– By Allan Lear
The urban legend is fertile ground for the horror film-maker, film-making being – as we know – generally approached as a process whereby the moribund intellectual property of long-tapped-out sources is wired up to a low voltage and the resultant gentle twitching and spasming is presented to an audience as a simulacrum of life. The progenitors of urban legends are anonymous, gestalt and, in the majority of cases, probably long since dead or senescent, so there are no royalties to be shared and no credit to be awarded. The hack writer can simply pass off the idea as his own or, if the urban legend in question is widely known or if even this minimal effort is beyond the hack’s lethargic capacity for action, he can present the script as the film of the legend. He might, if he were feeling especially insouciant that day, even call the script something like Urban Legend.
This is an exercise in that most useful of film-making arts, the management of expectations. Such an approach guarantees that a film will slide under the attention of connoisseurs, genuine thrill-seekers or the more annoyingly knowledgeable critics and end up going direct to DVD or VOD, eking out a marginal return on the creators’ grudging outlay by means of the viewings of completists or those seeking compromise viewings between the hardcore horror fan and her squeamish fluffy-bunny partner.
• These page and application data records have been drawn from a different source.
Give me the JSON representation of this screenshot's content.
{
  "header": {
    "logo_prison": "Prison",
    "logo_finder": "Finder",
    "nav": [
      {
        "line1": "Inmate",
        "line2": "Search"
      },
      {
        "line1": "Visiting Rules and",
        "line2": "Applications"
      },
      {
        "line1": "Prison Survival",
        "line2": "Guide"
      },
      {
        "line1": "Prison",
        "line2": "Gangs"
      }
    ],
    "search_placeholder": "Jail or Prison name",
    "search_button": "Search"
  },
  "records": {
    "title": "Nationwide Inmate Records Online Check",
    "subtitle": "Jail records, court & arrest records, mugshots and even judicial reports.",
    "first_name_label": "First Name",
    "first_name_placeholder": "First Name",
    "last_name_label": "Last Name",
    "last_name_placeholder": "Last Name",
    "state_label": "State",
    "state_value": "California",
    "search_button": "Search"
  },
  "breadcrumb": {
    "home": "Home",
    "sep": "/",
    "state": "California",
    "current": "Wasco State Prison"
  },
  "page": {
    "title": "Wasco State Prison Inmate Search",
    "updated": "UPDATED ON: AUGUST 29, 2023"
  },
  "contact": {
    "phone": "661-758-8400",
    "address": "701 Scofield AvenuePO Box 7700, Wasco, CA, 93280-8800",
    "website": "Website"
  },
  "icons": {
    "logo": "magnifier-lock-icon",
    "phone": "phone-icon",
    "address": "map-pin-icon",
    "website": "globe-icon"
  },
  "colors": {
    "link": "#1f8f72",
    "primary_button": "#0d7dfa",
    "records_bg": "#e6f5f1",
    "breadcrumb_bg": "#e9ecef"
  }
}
Of course, this self-imposed lack of efficacy can be broken if a substantial effort is made to break the urban legend’s formula or add to its mythology. Countless and forgotten are the number of films that have referenced the old myth of the hook-handed mentalist on top of a car, dribbling a boyfriend’s head off the roof like he can’t decide whether he’s LeBron James or Edmund Kemper. On the other hand, the tired old trope of a stupid wee filly staring into a mirror and muttering “Bloody Mary” was given fresh life in Candyman (before being beaten to death again by sequels) with interesting and visually compelling twists like the torso full of bees and the balefully charismatic presence of the titular sweet-stockist himself.
It is true that, in a medium full of plagiarism, imitation, copycatting, inspiration-lifting and downright theft, originality of any sort is so rare that we can be grateful to leap on its anaemic relative, A New Twist On An Old Idea, with the sort of joy and alacrity with which a five-year castaway would pounce upon a washed-up crate full of Fleshlights. In the absence of freshly-ground coffee beans, caffeine addicts turn to Baldrick’s mug-o-mud for withdrawal relief.
But that still doesn’t explain Invoke. Invoke is a short film from somebody calling himself Carlos Omar de León, which is a romantic and exotic-sounding piece of nomenclature that, on this evidence, he is a long way from earning. I’m going to call him Chad. Labyrinth Films are behind Chad’s five-minute horror short which, as the sharpest among you may have guessed, is a film about an evil spirit being invoked by a twit with a mirror. Yes, that again.
Invoke is the infertile hybrid of Candyman and The Ring. Our lead actress, Debbi Jones, is sitting around with her milquetoast boyfriend (Brett DeJager, doing nothing with a nothing role). She sends him away so she can get some sleep (ALL-ACTION STUFF!) but instead receives a text message telling her to listen to a mysterious sound file. The sound file is a bit of exposition about a ghost who appears if you INVOKE her by muttering some bullshit into a mirror. Inexplicably, she does so. Why do these people do this? If you believed in the ghost, you wouldn’t dare do it, and if you didn’t believe, you wouldn’t bother. Only in films will people do something that is both potentially dangerous and magnificently pointless when there isn’t a chance of getting laid or paid as a reward.
From then on, and with one minute to go, things proceed as expected pretty much straight away. The film ends with the curse being passed on Ringu-fasion to the next poor fool on the shitlist, which is to say, the film’s only other actor (DeJager again, giving a passable impression of being as asleep, though not as good as the one I was doing at this stage).
Invoke looks to me very much like a piece for a director’s showreel. It’s well-lit and it’s shot very professionally for what must have been a minimal budget, though without any particular flair that I can see; there’s nothing here that we haven’t seen in five Paranormal Activity films (or rather, Paranormal Activity and its four bafflingly rapid remakes). Narratively it certainly isn’t surprising or involving in any way, and its saving grace is that at five minutes in length it doesn’t eat up enough of your life to be worth actively resenting. Debbi Jones is a good, believable lead but doesn’t really have so much to do that it is worth her while doing it.
No; the target audience for this film is not an audience at all, but an Assistant Head of Department at some minor film studio who may be looking for a journeyman director like Chad to take on some of the less creative adverts or music videos he needs to churn out on the contractual conveyor. For people trawling the internet for new and interesting ideas showcasing original writing or directorial talent, Invoke can be safely relegated to the pile of things that, like the friends-of-friends-of-friends who wind up mangled and catatonic in favourite urban legends, you have heard all about but never actually seen.